◆ **What to work on**
All of the data, except its images, should be set down exactly as it appears.

◆ **Dataset records**

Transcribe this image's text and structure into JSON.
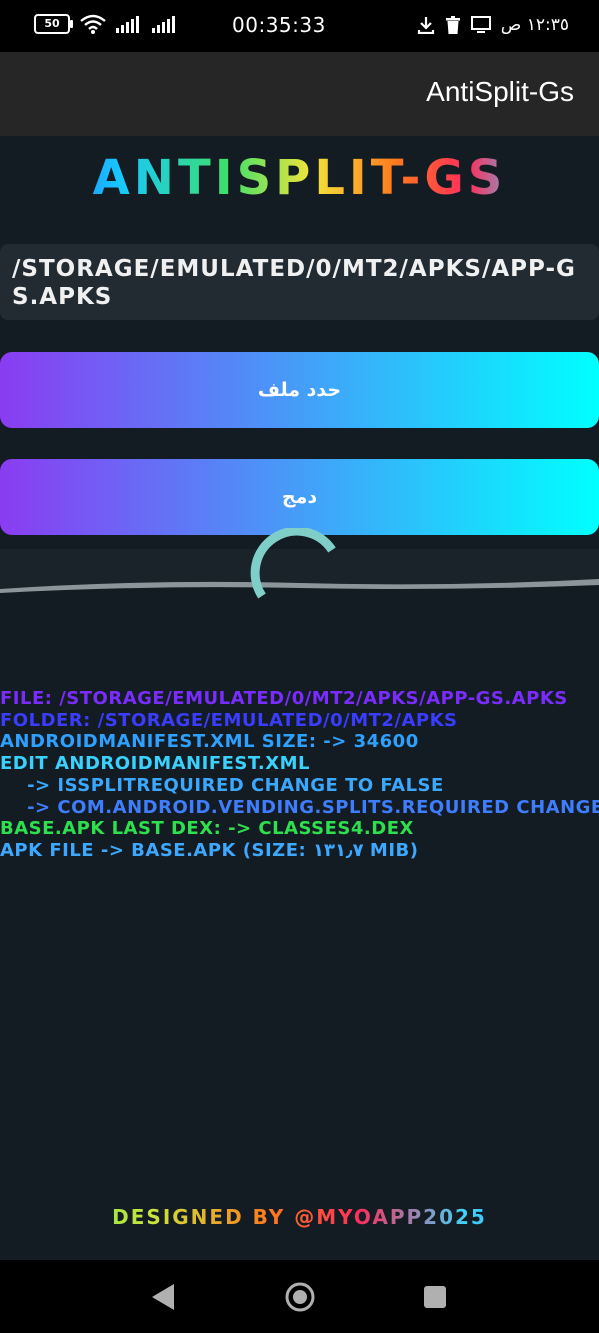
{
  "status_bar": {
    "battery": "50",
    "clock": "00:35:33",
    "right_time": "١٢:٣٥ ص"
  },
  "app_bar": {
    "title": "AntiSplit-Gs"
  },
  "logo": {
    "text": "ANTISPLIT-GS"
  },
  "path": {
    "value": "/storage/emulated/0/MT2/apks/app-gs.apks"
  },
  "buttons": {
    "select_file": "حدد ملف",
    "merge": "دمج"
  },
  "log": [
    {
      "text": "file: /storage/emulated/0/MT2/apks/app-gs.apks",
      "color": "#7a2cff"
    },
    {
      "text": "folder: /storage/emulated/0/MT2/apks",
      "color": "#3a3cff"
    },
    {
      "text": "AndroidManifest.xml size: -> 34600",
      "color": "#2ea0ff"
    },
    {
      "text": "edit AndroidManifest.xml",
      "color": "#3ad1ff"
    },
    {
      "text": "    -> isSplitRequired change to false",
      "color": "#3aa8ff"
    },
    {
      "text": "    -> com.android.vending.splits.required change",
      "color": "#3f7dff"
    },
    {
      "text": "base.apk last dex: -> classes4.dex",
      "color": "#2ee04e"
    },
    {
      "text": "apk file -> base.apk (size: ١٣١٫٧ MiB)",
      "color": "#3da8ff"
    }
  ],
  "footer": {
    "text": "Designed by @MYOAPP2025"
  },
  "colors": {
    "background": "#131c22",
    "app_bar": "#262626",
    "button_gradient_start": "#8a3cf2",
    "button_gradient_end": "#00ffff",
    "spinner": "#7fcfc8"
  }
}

◆ **Exercise response**
Transcribe this image's text and structure into JSON.
{
  "status_bar": {
    "battery": "50",
    "clock": "00:35:33",
    "right_time": "١٢:٣٥ ص"
  },
  "app_bar": {
    "title": "AntiSplit-Gs"
  },
  "logo": {
    "text": "ANTISPLIT-GS"
  },
  "path": {
    "value": "/storage/emulated/0/MT2/apks/app-gs.apks"
  },
  "buttons": {
    "select_file": "حدد ملف",
    "merge": "دمج"
  },
  "log": [
    {
      "text": "file: /storage/emulated/0/MT2/apks/app-gs.apks",
      "color": "#7a2cff"
    },
    {
      "text": "folder: /storage/emulated/0/MT2/apks",
      "color": "#3a3cff"
    },
    {
      "text": "AndroidManifest.xml size: -> 34600",
      "color": "#2ea0ff"
    },
    {
      "text": "edit AndroidManifest.xml",
      "color": "#3ad1ff"
    },
    {
      "text": "    -> isSplitRequired change to false",
      "color": "#3aa8ff"
    },
    {
      "text": "    -> com.android.vending.splits.required change",
      "color": "#3f7dff"
    },
    {
      "text": "base.apk last dex: -> classes4.dex",
      "color": "#2ee04e"
    },
    {
      "text": "apk file -> base.apk (size: ١٣١٫٧ MiB)",
      "color": "#3da8ff"
    }
  ],
  "footer": {
    "text": "Designed by @MYOAPP2025"
  },
  "colors": {
    "background": "#131c22",
    "app_bar": "#262626",
    "button_gradient_start": "#8a3cf2",
    "button_gradient_end": "#00ffff",
    "spinner": "#7fcfc8"
  }
}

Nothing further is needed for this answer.